In 1992, a UK DJ/producer Richard Blair was assigned to work on an album by Totó la Momposina, a distinguished singer of Afro-Colombian and indigenous heritage, who’s been performing since the 60s and touring globally to introduce the world to traditional Colombian music. She’s the 4th generation of musicians in her family and has dedicated her life to preserving the culture and traditions of music and dance of the northern Caribbean coastal area.
Blair was so intrigued by the mix of Afro-Colombian and Latin sounds of her music, what started as a short trip turned into a 3 year stay in Colombia immersing himself in the music and combining it with reggae/dancehall and electronic dance music like dub and drum and bass. The band he created there, Sidestepper, would be one of the first to introduce the Electro Cumbia sound and featured guest musicians who would later go on to be part of emerging bands like Bomba Estereo and ChocQuibTown. I recently featured remixes by Sidestepper and Bomba Estereo.
ChocQuibTown is a Latin Grammy winning hip hop trio named after the Choco region of the Pacific coast, where the majority of people are descendents of African slaves & indigenous and are the most marginalized & impoverished in the country. The group uses their socially conscious music to educate mainstream Colombia and the world about the “Africa inside Colombia”.
Bomba Estereo evolved from a collective of musicians who were inspired by bands like Sidestepper and they take the fusion of traditional Colombian rhythms of cumbia and salsa with modern dance beats even further! I’ve seen them many times and keyboardist Simón Mejía, singer Liliana Saumet, drummer Kike Egurrola and guitarist Julián Salazar create fire on stage with their electro tropical sound and psychedelic indie-pop!

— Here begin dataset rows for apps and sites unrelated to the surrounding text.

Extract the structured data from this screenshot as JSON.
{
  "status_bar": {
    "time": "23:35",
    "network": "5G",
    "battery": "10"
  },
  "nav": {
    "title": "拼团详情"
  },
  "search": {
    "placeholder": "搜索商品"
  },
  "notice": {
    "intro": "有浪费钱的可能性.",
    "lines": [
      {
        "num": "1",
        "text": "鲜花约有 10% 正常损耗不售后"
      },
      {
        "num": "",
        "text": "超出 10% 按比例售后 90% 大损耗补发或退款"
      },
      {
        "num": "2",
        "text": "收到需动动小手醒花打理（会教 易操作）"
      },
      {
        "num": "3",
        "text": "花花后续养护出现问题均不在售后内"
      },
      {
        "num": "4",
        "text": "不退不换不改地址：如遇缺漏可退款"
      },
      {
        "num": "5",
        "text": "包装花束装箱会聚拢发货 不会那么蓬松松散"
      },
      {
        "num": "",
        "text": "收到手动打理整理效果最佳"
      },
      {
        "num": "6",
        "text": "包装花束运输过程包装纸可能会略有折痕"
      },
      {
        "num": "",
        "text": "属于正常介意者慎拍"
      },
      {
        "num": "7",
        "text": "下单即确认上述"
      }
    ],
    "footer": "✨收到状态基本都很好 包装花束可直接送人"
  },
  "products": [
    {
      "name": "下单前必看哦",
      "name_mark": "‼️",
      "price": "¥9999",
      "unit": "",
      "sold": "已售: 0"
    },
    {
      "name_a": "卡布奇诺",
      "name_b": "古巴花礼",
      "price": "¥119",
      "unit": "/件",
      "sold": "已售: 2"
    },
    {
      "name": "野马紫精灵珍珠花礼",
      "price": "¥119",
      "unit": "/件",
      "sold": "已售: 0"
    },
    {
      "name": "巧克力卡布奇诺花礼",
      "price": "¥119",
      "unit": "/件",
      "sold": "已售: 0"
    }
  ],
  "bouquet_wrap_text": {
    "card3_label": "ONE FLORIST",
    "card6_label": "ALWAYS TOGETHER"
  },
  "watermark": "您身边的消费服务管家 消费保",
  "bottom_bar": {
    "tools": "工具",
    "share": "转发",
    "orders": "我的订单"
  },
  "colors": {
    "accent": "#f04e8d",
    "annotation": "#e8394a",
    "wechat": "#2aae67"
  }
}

Both of these bands have gone on to garner huge international recognition and there are many more great emerging talents from Colombia like Esteman, who rose from obscurity with his viral Internet song about Facebook. Monsieur Periné, is an experimental neo-swing band I immediately fell in love with when they performed here last year at the Levitt Pavilion summer concert series. They are such a fun, spontaneous band with colorful costumes designed by lead singer Catalina García. Paula Arenas is a very new face in the independent Colombian music scene, having trained classically as a pianist and infusing jazz and pop into her music.
There is so much more great talent from all over the country I couldn’t possibly cover but here’s a great collaboration of over 80 Colombian artists titled “La Tierra Del Olvido” (The Land of The Forgotten), organized by Playing for Change Foundation, as a hopeful message Colombia is healing and moving on from its past conflict into a bright future.
Today, Saturday, July 20, is Colombian Independence Day and if you want to celebrate with the large, warm Colombian community here in Los Angeles, come to the Celebrando la Independencia Colombiana party at La Cita Bar in downtown on Saturday, July 20 and the 7th Annual Festival Colombiano, the largest South American event on the west coast on Sunday, July 21!
I’ll leave you with salsa and cumbia, the Latin rhythms and dances that started my romance with Colombia. Coming full circle from my travels there, I host CouchSurfers on my couch here in LA, and the 1st song is by Ramón. I hosted him and his girlfriend, Maude, a wonderful couple from Montreal, Canada, where he is spreading the positive Colombian and Latin vibes with his band Ramón y Su Son. Viva Colombia!